The heart and soul of the series lies with the team coaches, and moreover with the anticipation that the white flags could be lowered at any moment. Quelle Surprise: Shamrock is the first to break, seemingly unprovoked, and instigates a tense pull-apart at the training facility. Seemingly a ploy to light a fire under his flailing unit, Shammy once again comes across as the more petty of the two.
The series finale is furnished in it’s entirety, unaired prelims and all, on Disc Four. Boasting accomplished individual performances from Mike Nickels, Matt Hamill and Kenny Florian, in addition to the engrossing war of attrition that is the Middleweight final, and a hectic four minute scrap between Hutcherson and Luigi Fioravanti, it’s actually a superior card to approximately half the pay-per-view offerings we’ve had this year. It’s not often that I mention the bonus features, yet the fifth and final disc does come resplendent with a smattering of gems, the most provocative being footage from the initial casting interviews, in addition to the more…um… eccentric demo tapes from failed applicants, one of which I was a tad perturbed by, given that it’s subject was much-touted Team Quest prospect Matt Horwich.

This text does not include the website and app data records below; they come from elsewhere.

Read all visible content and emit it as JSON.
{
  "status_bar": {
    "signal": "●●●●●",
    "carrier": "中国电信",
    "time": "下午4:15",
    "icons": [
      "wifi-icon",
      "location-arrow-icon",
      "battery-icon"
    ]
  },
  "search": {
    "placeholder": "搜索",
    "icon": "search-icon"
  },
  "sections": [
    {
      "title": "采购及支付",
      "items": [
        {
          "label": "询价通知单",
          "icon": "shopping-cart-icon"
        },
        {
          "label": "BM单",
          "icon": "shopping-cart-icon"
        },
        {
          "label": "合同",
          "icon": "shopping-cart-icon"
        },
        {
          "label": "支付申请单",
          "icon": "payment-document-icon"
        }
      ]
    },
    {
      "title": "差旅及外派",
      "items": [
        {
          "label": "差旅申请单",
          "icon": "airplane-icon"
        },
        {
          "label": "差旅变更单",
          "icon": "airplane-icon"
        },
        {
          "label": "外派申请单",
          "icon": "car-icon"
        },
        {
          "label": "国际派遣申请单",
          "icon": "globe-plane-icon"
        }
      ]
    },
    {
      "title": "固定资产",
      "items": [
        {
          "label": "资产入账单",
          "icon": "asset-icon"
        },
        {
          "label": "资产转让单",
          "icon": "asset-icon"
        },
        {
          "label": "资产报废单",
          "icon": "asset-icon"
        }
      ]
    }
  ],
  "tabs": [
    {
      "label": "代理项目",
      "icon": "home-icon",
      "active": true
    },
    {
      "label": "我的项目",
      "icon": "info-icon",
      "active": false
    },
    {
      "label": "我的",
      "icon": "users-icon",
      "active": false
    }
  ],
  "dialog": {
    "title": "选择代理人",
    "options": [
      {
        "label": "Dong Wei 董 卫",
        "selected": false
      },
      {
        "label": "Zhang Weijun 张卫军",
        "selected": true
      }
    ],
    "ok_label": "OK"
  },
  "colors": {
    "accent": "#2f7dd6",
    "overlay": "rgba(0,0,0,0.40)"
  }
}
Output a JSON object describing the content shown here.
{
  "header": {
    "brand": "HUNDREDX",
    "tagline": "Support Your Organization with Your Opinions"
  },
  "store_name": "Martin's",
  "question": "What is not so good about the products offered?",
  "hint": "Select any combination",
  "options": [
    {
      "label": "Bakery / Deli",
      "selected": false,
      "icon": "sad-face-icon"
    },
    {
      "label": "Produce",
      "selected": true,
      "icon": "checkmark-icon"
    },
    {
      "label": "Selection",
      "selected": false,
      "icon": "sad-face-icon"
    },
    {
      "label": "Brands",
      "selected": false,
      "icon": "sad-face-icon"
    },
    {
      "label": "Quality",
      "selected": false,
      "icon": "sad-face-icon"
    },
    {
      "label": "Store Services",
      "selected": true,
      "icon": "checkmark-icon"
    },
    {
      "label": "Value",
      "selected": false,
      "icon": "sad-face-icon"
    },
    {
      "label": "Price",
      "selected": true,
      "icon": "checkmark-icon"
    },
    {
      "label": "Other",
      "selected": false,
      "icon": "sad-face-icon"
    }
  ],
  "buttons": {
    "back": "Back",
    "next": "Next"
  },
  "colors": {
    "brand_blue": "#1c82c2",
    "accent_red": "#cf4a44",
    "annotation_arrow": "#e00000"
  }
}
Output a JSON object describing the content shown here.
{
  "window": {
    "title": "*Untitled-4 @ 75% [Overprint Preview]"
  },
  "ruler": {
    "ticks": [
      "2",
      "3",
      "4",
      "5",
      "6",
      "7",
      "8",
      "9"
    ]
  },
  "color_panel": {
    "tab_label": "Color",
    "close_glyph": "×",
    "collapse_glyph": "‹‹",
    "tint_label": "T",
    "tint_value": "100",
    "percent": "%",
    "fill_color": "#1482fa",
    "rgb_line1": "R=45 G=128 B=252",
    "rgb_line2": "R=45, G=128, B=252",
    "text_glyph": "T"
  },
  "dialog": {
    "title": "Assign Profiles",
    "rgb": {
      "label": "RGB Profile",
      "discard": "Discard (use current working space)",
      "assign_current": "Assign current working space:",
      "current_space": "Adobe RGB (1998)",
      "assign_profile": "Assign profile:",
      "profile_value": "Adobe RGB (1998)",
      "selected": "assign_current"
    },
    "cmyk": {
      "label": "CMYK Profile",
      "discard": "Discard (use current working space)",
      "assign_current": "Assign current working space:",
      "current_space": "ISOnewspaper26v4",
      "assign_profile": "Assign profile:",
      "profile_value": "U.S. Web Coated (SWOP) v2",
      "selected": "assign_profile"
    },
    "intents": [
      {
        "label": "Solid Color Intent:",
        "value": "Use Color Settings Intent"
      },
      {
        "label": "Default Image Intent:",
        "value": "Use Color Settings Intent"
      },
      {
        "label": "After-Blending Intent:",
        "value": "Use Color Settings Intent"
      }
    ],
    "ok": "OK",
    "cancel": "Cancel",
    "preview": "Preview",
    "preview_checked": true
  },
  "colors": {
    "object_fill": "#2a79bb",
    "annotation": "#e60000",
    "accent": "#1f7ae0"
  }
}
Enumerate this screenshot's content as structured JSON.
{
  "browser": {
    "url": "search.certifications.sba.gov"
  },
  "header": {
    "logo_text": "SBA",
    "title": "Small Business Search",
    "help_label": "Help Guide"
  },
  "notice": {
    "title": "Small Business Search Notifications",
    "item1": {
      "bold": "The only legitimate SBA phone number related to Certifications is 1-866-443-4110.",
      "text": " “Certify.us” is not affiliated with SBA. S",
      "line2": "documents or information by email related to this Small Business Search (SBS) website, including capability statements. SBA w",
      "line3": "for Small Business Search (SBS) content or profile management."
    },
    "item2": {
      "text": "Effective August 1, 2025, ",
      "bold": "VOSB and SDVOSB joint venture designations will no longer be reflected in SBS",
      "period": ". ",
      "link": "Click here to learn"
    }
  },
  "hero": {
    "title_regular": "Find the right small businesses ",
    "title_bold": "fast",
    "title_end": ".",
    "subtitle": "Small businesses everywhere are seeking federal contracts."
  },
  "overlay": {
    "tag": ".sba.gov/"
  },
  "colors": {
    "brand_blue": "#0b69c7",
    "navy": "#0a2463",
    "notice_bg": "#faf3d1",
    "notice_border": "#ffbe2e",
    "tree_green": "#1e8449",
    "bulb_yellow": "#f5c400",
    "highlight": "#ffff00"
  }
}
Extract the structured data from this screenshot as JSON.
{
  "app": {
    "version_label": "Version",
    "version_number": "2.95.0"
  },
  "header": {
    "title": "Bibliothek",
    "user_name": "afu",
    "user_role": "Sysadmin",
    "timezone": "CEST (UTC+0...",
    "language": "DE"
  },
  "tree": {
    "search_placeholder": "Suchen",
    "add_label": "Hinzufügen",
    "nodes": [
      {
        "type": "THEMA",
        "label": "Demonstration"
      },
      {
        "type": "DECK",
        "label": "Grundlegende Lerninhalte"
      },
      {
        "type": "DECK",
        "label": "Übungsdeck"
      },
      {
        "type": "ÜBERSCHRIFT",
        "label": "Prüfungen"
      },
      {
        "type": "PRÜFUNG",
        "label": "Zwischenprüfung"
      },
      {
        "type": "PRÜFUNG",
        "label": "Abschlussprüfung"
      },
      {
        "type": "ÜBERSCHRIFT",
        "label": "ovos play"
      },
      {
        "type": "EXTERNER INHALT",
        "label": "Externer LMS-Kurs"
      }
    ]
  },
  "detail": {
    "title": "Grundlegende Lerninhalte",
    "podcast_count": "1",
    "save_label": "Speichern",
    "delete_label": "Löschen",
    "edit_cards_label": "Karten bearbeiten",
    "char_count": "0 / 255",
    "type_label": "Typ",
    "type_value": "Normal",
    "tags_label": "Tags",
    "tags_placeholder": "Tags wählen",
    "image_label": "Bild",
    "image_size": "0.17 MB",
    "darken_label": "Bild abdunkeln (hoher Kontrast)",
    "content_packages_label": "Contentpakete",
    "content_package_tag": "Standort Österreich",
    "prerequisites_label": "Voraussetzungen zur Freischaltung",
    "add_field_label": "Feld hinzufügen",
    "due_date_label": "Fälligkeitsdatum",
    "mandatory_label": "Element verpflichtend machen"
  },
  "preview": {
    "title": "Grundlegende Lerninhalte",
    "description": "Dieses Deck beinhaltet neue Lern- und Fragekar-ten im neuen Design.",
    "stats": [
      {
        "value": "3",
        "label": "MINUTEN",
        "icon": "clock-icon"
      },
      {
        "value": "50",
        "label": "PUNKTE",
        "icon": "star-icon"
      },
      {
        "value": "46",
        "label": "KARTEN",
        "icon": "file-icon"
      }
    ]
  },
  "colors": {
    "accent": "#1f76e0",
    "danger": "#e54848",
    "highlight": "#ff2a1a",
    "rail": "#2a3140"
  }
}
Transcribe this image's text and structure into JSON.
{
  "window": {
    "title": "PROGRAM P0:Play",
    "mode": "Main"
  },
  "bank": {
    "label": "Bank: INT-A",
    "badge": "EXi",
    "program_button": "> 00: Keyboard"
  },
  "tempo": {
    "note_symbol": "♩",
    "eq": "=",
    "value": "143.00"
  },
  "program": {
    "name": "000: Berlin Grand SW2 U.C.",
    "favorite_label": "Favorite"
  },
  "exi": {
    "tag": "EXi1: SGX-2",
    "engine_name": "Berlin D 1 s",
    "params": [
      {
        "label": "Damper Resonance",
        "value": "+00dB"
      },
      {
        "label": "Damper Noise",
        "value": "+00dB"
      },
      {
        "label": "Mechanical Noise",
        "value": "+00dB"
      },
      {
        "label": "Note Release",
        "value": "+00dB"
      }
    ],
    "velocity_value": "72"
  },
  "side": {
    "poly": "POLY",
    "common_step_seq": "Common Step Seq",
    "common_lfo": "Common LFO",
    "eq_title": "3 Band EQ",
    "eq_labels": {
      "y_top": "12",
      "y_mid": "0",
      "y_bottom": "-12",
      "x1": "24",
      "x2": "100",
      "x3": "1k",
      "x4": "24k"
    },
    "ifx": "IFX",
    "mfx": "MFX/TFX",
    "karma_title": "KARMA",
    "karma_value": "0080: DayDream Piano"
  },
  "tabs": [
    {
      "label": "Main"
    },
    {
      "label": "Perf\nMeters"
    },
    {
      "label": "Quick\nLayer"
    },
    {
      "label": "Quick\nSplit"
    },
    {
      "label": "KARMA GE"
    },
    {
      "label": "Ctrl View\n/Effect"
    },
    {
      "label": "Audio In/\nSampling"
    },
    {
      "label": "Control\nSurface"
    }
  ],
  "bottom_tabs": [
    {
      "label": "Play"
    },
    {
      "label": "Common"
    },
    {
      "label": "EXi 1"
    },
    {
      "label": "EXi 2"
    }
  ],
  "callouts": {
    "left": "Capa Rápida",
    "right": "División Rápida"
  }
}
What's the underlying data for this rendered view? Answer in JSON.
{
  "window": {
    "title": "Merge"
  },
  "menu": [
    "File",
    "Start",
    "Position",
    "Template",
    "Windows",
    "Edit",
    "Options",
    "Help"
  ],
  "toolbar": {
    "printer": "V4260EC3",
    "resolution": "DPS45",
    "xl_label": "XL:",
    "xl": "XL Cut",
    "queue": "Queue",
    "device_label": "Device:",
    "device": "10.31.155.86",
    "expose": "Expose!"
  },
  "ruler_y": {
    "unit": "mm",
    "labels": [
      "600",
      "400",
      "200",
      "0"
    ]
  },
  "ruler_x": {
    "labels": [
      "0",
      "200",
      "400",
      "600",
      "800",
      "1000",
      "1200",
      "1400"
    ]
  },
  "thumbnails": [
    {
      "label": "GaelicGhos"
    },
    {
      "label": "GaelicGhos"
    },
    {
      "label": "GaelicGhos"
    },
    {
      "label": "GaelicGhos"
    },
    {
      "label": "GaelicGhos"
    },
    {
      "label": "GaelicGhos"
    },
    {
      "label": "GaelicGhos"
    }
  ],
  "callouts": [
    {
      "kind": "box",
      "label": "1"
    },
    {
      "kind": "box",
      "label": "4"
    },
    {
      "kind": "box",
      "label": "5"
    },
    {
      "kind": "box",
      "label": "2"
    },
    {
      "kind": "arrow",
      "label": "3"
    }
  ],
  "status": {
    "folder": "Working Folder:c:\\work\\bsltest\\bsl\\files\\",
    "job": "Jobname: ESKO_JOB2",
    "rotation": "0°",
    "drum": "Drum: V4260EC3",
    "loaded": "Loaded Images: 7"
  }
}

The series in it’s entirety plus a pretty damn good standalone UFC event in it’s own right? Change from thirty sheets? Indeed, children. I’ve been racking my brains for a reason- any reason- why you shouldn’t splash the cash for this baby, and the only scenario I can come up with is one where this sits on the shelf next to TUF Season One, and you don’t have enough moolah for both. Hence…. almost perfect.
Points: 9.5 / 10